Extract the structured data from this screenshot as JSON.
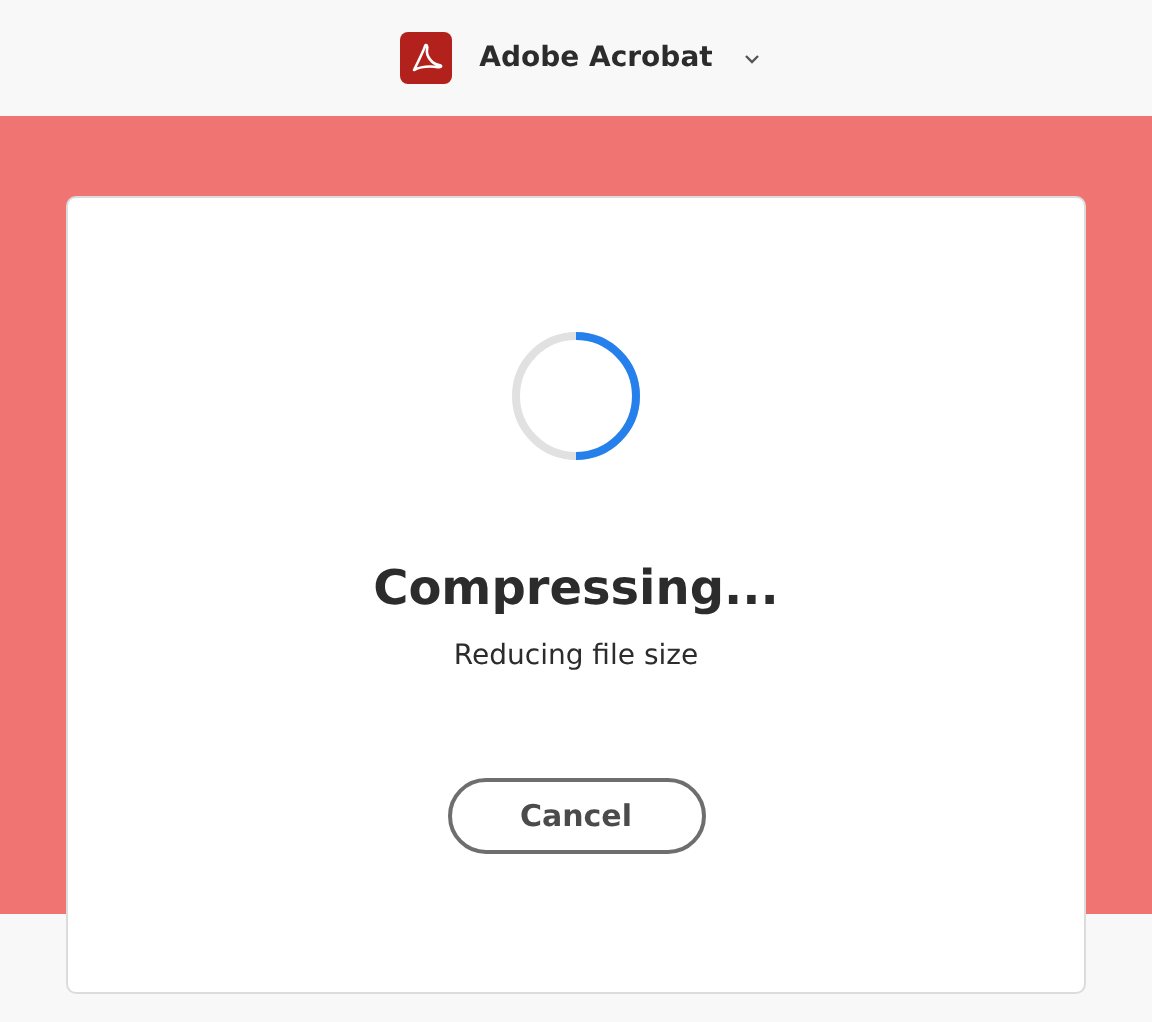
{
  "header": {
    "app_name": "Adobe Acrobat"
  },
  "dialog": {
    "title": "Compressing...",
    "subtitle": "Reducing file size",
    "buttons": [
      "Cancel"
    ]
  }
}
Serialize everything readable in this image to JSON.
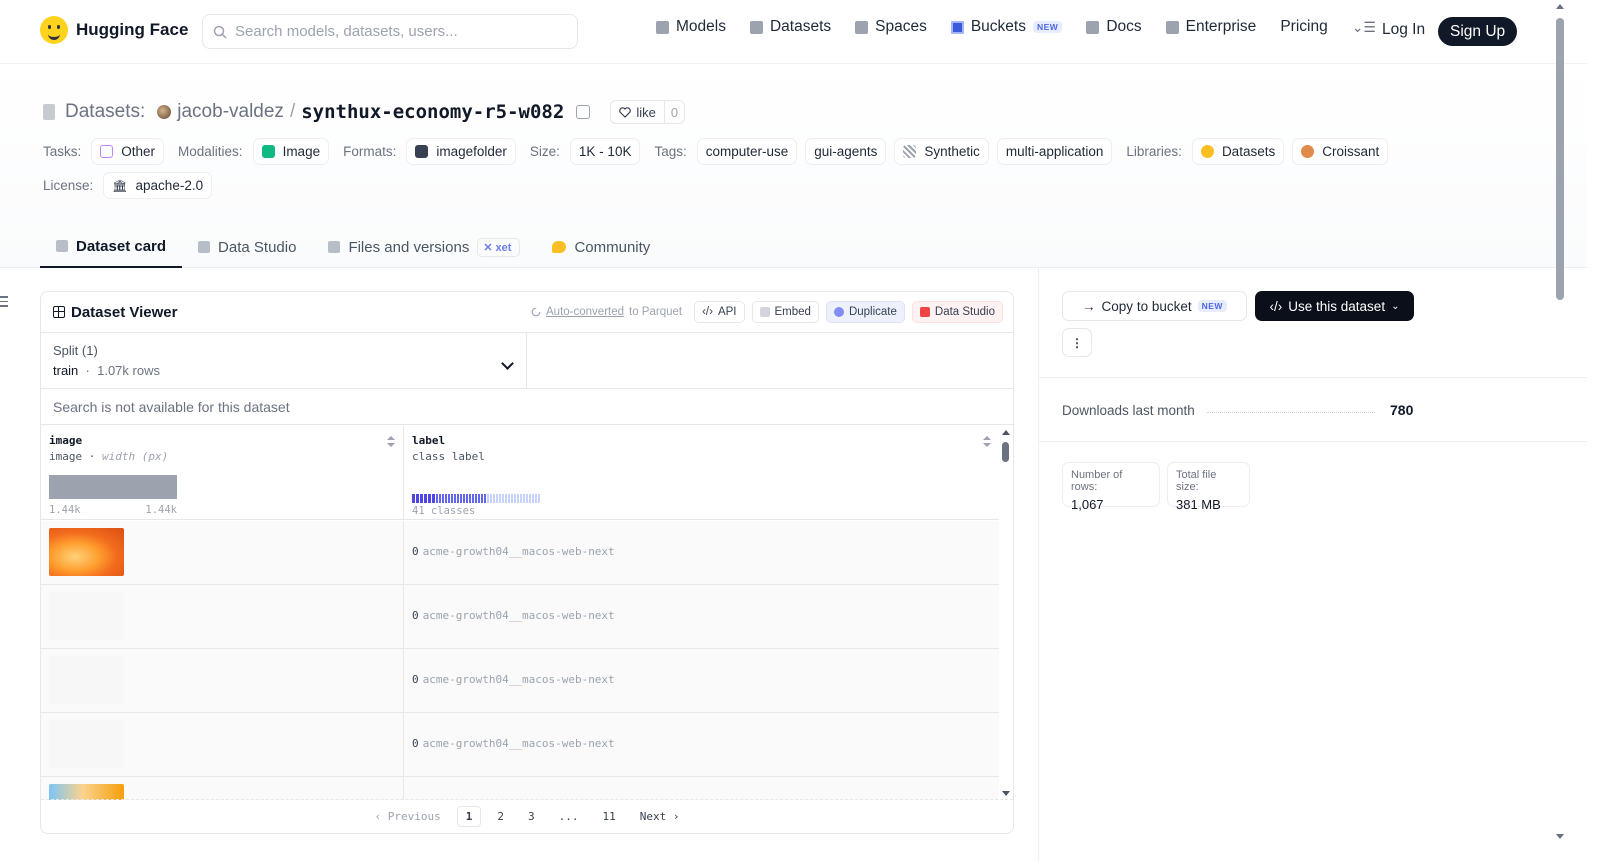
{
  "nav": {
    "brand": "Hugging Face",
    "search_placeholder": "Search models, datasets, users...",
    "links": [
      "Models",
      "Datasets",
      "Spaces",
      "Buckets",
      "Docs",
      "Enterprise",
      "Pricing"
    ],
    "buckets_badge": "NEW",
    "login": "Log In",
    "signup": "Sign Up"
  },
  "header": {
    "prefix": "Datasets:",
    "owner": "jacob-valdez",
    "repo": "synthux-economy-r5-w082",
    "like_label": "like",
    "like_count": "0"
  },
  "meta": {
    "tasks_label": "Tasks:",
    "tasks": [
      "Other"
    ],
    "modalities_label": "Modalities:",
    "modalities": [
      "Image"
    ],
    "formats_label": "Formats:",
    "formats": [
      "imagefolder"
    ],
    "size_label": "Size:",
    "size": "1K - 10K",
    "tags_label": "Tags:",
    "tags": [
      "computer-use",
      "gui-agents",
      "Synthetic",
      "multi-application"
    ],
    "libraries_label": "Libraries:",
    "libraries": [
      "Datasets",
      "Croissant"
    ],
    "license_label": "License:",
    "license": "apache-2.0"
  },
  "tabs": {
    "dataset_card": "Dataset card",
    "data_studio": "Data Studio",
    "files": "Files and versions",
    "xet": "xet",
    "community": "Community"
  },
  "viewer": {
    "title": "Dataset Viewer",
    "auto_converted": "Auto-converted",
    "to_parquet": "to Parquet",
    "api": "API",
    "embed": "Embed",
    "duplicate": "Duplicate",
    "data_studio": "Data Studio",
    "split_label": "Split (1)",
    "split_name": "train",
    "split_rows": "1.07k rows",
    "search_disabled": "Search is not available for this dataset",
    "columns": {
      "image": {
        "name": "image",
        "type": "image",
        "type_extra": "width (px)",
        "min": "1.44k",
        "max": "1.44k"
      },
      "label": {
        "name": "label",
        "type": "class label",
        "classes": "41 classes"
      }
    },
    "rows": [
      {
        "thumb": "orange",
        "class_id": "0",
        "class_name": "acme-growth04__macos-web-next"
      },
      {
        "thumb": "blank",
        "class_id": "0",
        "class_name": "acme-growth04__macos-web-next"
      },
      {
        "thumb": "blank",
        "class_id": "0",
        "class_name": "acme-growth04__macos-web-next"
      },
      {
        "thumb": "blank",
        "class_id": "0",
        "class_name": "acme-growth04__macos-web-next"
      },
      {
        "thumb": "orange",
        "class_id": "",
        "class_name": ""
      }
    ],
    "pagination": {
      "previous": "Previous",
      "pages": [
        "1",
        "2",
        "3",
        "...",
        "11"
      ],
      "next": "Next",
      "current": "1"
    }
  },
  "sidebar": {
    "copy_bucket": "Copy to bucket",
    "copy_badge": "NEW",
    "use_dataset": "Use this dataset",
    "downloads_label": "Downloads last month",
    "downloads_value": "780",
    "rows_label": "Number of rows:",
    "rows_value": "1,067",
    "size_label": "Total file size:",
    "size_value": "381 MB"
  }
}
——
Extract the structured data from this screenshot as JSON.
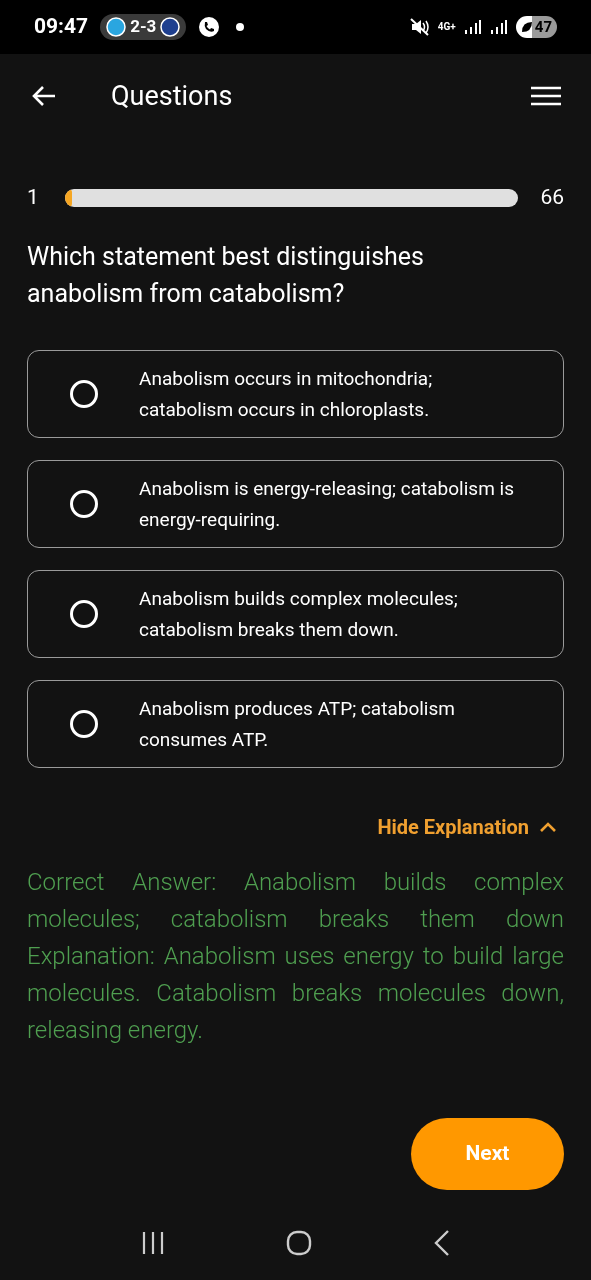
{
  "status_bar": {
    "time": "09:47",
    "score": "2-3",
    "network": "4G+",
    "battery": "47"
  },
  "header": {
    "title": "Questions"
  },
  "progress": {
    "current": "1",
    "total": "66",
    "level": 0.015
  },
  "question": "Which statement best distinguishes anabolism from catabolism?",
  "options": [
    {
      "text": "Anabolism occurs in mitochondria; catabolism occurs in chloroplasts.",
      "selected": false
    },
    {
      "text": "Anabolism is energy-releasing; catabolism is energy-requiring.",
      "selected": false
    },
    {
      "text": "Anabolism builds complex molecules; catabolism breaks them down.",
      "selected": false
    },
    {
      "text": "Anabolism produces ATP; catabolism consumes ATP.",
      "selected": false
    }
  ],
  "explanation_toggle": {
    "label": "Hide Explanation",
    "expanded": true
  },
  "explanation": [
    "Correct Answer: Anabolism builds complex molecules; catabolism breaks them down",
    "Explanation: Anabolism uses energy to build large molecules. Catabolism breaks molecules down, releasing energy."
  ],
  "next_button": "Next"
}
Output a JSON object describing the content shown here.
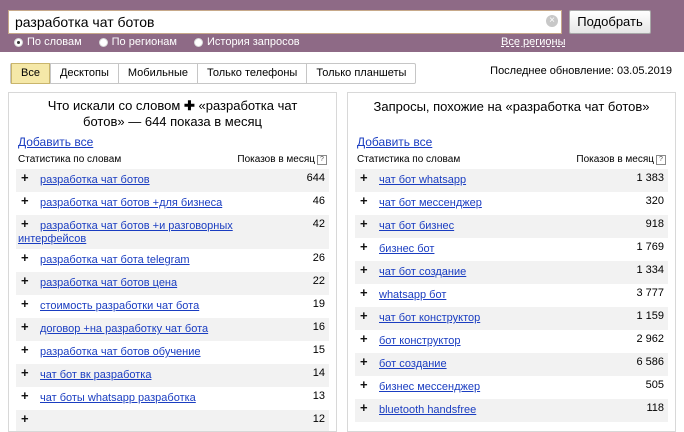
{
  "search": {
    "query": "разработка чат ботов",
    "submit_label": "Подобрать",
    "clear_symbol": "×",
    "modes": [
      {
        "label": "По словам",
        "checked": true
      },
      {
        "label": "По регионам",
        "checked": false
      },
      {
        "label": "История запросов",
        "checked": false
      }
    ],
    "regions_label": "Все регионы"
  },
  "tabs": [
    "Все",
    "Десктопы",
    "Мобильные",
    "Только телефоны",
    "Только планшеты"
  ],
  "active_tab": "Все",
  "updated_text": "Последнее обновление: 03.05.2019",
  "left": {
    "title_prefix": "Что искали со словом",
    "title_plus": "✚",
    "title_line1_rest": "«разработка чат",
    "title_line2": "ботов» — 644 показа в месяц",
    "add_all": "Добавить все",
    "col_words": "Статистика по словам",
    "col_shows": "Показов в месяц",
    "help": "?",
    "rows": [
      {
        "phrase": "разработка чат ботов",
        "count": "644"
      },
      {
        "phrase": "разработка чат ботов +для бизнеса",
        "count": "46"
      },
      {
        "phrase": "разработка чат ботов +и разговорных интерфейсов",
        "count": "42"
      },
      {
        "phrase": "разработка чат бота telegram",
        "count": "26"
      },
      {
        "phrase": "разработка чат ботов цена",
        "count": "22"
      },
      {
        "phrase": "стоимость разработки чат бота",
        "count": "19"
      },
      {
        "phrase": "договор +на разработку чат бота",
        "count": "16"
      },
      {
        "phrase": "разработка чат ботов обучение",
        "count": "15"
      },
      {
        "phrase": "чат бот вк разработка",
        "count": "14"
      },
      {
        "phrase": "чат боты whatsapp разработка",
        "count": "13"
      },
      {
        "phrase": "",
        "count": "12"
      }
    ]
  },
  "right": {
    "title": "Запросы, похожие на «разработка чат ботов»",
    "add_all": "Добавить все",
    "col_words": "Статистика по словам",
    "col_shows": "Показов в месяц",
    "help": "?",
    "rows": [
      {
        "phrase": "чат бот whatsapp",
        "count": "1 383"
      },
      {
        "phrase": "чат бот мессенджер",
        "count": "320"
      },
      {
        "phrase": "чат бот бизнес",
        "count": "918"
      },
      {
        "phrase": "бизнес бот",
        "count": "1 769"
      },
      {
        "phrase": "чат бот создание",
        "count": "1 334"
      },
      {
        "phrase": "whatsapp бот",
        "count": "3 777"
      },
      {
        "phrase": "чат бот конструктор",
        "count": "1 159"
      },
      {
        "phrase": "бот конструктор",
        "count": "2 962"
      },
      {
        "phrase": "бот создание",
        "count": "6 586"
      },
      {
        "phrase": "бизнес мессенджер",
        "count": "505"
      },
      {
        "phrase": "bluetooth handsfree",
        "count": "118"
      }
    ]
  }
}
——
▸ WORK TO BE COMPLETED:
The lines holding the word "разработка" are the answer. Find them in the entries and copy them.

▸ ANSWER TO THIS EXERCISE:
    "query": "разработка чат ботов",
    "title_line1_rest": "«разработка чат",
        "phrase": "разработка чат ботов",
        "phrase": "разработка чат ботов +для бизнеса",
        "phrase": "разработка чат ботов +и разговорных интерфейсов",
        "phrase": "разработка чат бота telegram",
        "phrase": "разработка чат ботов цена",
        "phrase": "разработка чат ботов обучение",
        "phrase": "чат бот вк разработка",
        "phrase": "чат боты whatsapp разработка",
    "title": "Запросы, похожие на «разработка чат ботов»",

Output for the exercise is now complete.